Imagine a young girl, say 15 or 16.
Her grandfather, now dead, was a priest in the Temple in Jerusalem,
back in the day when her people were free.
Her mother has sung her and her brothers to sleep every night
with Psalms she learned from her Grandfather.
Songs of Godâ€™s steadfast love,
of Godâ€™s protection like a fortress in the mountains,
of God the shepherd leading her people beside calm waters.
Every night, her mother would kiss her head with
â€œGod Blesses, cherished one, Never forget.â€
She doesnâ€™t, this nameless one.
Instead she begins, as she grows, to sing her own songs,
beside the rivers of Babylon, where harps hang silent,
where the desert wind from the west scours the landscape, and the skin,
where the foreman cracks his whip across her back for the fun of it,
where some have turned away from God in shame, or despair,
because they are here, slaves, not there, free.
This is her song.
â€œTo you I lift my soul,
donâ€™t let me be shamed,
silence the cruel laughter that mocks our plight,
God whom my grandfather called â€œSteadfast.â€â€2
Each night, before she sleeps, her eyes turn west, across the desert,
and her heart carves out a highway across the wilderness, home.3
â€œShow me the wayâ€ she sings,
Order my steps in your word, Lord,
Show me the path that leads back to you.â€4
Teach me how to live here, while my soul is there,
wherever, with you.
Keep me from forgetting, keep my feet on your path,
no matter how far it is, no matter how long.
No matter how excruciatingly distracting life gets,
if you are Steadfast, God of my Grandfather,
teach me to be steadfast too.â€
My second story is more familiar perhaps,
perhaps not, given that weâ€™re telling it slant.
Mark gave us few clues about this compulsion
by the Spirit to send Jesus into the wilderness,
save that he spent it with angels, and wild beasts,
and the temptations that come to anyone
pushed to the edge, the limits, of human endurance.
I wonder what the song sounds like on his lips?
with the calloused hands and strong shoulders of the skilled tradesman.
He is days hungry, unspeakably thirsty,
dusted from head to foot by the desert sands.
His calloused hands
crush the milk from a shrivelled cactus.

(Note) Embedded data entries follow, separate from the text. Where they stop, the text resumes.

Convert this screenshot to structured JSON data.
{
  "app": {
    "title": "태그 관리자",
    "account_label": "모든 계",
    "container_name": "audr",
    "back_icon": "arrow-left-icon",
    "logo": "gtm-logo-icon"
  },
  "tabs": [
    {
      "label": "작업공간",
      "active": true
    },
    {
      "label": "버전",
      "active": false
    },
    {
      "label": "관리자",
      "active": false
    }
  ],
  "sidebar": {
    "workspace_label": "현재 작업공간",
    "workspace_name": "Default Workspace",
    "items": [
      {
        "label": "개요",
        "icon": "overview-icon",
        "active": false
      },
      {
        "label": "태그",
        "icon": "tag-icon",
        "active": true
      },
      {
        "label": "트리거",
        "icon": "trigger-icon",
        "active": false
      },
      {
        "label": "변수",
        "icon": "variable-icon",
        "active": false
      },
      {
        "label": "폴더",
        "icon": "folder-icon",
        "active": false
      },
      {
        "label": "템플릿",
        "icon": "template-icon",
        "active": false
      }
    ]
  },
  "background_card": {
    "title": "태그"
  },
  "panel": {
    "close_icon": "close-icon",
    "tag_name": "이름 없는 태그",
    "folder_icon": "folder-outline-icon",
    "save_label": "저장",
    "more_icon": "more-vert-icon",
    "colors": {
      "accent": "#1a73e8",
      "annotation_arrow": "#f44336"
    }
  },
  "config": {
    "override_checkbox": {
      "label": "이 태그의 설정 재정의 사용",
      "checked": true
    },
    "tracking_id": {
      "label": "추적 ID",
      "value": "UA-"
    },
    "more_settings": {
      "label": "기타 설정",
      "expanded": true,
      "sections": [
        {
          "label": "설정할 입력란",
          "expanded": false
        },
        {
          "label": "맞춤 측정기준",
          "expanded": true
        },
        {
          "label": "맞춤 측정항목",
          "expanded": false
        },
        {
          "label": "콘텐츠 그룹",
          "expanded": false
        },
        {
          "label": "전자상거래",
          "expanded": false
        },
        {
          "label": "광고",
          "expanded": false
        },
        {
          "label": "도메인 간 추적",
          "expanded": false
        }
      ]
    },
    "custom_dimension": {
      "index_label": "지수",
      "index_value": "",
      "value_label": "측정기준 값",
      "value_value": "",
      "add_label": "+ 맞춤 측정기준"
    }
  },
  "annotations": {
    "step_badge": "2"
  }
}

Every night for days now, when his feet want to take him home,
he remembers the blessing of his mother
â€œWe are blessed, Cherished One, never forget.â€
His eyes then pierce the frosty darkness of the eastern sky,
tracking back to that forsaken land of Babylon,
and his cracked voice
sings to the God that brought them home,
â€œHoly, We are home, but we are not free.
This world keeps changing,
but still we are not whole, nor holy.
Show me how we can be whole,
in here (heart), and here (head), and here (hands).
Teach me your ways, order my steps,
set my feet on the path
that leads us back to fidelity,
to hope, to a future, to You.
For the sake of your goodness, remember us.
For you are the God called Steadfast,
the One who shaped me in my motherâ€™s womb,
the One who calls me cherished one,
order my steps in your word,
and I promise,
I too will be steadfast.
I will show your people the Way.
Lead me in the way that is good,
from this day to lifeâ€™s end.
Be the covenant, the promise, the care, the food, the water,
the light, the sustenance, the safety,
the ground upon which we walk.â€
And what about us?
How might we sing this psalm this Lent?
Â© Rev. Elisabeth R. Jones February 2012